  • CVE-2017-8603, 8604, 8605 | Scripting Engine Memory Corruption Vulnerability. These are all remote code execution vulnerabilities that are due to the way Microsoft Edge handles objects in memory. The vulnerability could corrupt memory in such a way that an attacker could execute arbitrary code in the context of the current user. An attacker who successfully exploited the vulnerability could gain the same user rights as the current user. If the current user is logged on with administrative user rights, an attacker who successfully exploited the vulnerability could take control of an affected system. An attacker could then install programs; view, change, or delete data; or create new accounts with full user rights.
  • CVE-2017-8606, 8607, 8608 | Scripting Engine Memory Corruption Vulnerability. These are all remote code execution vulnerabilities that are due to the way JavaScript engines render when handling objects in memory in Microsoft browsers. The vulnerability could corrupt memory in such a way that an attacker could execute arbitrary code in the context of the current user. An attacker who successfully exploited the vulnerability could gain the same user rights as the current user. If the current user is logged on with administrative user rights, an attacker who successfully exploited the vulnerability could take control of an affected system. An attacker could then install programs; view, change, or delete data; or create new accounts with full user rights.

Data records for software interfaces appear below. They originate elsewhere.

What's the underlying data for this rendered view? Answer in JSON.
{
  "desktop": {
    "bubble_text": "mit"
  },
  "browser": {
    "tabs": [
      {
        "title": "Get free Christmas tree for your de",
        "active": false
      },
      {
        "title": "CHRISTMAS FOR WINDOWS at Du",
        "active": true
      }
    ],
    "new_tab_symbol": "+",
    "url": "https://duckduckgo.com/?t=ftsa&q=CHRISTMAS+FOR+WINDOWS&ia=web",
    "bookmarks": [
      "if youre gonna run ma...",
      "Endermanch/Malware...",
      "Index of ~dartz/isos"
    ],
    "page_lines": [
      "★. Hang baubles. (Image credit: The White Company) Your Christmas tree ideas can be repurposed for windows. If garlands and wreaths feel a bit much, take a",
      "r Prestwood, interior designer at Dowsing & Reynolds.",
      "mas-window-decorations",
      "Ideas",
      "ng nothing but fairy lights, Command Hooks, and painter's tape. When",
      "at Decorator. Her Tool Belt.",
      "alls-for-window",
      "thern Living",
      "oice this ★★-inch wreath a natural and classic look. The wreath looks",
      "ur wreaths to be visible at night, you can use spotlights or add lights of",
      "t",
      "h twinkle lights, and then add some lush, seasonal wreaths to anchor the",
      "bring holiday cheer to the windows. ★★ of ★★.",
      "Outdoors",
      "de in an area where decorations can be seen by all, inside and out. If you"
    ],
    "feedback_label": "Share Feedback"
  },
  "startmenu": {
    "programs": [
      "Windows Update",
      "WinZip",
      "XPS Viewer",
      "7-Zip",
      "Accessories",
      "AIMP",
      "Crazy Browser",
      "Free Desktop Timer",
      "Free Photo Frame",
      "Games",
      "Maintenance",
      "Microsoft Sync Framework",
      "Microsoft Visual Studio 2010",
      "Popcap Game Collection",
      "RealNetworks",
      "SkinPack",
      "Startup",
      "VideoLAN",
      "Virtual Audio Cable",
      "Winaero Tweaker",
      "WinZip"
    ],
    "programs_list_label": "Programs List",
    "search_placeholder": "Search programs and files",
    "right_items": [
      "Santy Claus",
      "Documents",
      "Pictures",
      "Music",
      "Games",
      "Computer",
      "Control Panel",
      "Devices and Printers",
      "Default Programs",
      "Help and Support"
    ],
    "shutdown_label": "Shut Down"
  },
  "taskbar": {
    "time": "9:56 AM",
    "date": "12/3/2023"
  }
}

These are only some examples of critical vulnerabilities that are fixed by the July updates. In total, Microsoft patched 55 vulnerabilities across products and technologies.

Summary

Those of us who attempt to summarize each month’s updates for readers continue to struggle since Microsoft discontinued the security bulletins that contained that information in easily accessed format and moved everything to the Security Update Guide portal that provides a deluge of unwieldy information. You can view or download the full Excel spreadsheet by entering the date range (July 11, 2017 to July 11, 2017) in the Guide interface. You can then sort and filter the data in different ways (although not, as far as I can tell, in a way that will provide us with the same formatted info as the gone-but-not-forgotten security bulletins).